When did you last wake up at 5.00am and you just can`t wait to get up and moving? Well that was me last Sunday. Softly calling our dog so as not to wake Rose who was sleeping like a normal person should, we slipped out into the dusky half dawn, that magic time between darkness and sunrise. I carry the surprisingly light guillemot kayak down to the launching site, it is only sixty metres from our home on the Opawa river, Marlborough, New Zealand.
I slide it into the inky water and leap in and we are off. Bliss. There is sometimes a sense of adventure in the early morning you do not get at other times of the day, almost like you are the first human to have passed this way. In truth the early Maori were ploughing this water way 600 years ago in dug outs, trading flax and food.
We passed a pied shag flying, business like down the river, this is their highway, shags fly close to the water surface and very fast.
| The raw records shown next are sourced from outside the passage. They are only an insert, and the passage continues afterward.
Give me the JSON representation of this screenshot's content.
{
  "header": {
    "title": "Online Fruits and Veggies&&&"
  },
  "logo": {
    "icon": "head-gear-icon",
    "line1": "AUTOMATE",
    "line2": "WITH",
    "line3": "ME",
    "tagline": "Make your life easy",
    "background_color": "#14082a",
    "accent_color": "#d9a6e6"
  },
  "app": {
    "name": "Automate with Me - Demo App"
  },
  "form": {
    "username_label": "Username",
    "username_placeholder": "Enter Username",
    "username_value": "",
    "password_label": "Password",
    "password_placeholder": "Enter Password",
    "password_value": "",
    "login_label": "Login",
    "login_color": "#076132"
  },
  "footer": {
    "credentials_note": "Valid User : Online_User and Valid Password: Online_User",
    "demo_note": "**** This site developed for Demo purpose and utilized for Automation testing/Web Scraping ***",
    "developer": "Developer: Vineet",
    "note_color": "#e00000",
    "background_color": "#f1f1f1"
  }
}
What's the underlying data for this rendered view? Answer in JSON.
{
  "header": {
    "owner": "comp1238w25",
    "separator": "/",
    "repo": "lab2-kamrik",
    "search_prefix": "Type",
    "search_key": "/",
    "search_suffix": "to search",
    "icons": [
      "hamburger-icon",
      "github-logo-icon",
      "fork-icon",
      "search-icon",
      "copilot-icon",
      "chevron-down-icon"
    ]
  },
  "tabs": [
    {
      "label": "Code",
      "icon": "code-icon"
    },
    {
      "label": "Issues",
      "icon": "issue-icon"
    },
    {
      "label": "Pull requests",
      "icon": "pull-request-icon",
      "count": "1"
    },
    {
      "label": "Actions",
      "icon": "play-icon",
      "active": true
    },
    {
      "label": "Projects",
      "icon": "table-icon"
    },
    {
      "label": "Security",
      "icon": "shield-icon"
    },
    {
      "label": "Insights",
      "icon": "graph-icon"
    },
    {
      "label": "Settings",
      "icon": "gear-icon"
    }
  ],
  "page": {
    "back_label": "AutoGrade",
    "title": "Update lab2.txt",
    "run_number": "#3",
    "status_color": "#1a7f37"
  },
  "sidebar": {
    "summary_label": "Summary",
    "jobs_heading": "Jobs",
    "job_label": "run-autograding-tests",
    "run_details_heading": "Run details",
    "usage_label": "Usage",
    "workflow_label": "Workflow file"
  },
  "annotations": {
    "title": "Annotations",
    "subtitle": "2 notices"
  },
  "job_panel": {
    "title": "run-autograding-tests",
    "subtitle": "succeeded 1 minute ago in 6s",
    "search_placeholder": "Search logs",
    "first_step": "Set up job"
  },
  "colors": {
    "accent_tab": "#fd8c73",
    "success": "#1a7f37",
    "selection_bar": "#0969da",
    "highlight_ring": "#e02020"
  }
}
Every bird has its signature of flight. Around the next sweeping bend called tug hard` after the trade ships that use to get stuck here, we see a skitterish flock of needle legged pied stilts. They are most unconcerned by our presence as we sweep by, carried on the tidal current. They carry on their bickering.
As we start to leave the river and enter the Wairau estuary the sun starts to peep up over the boulder bank to the east. Its light bathes us in warm light and makes the water off my paddle turn to gold. A moment of silence. The reason I have come to my mecca is in hope of seeing the arrival of the bartailed godwit, the legendary bird that has captured the imagination of us all.
Low on the horizon I see a twinkling like haze. It`s nothing but then it materializes and a definite grey and pulsing patch hangs in the sky. I can hardly believe my eyes when quickly the flock of bartailed godwit like apparitions land lightly in the sand 10 metres away, they immediately start to probe the sand for food that they flew 12,000 km to feast on.
I am a lucky man because I get to see miracles on a daily basis.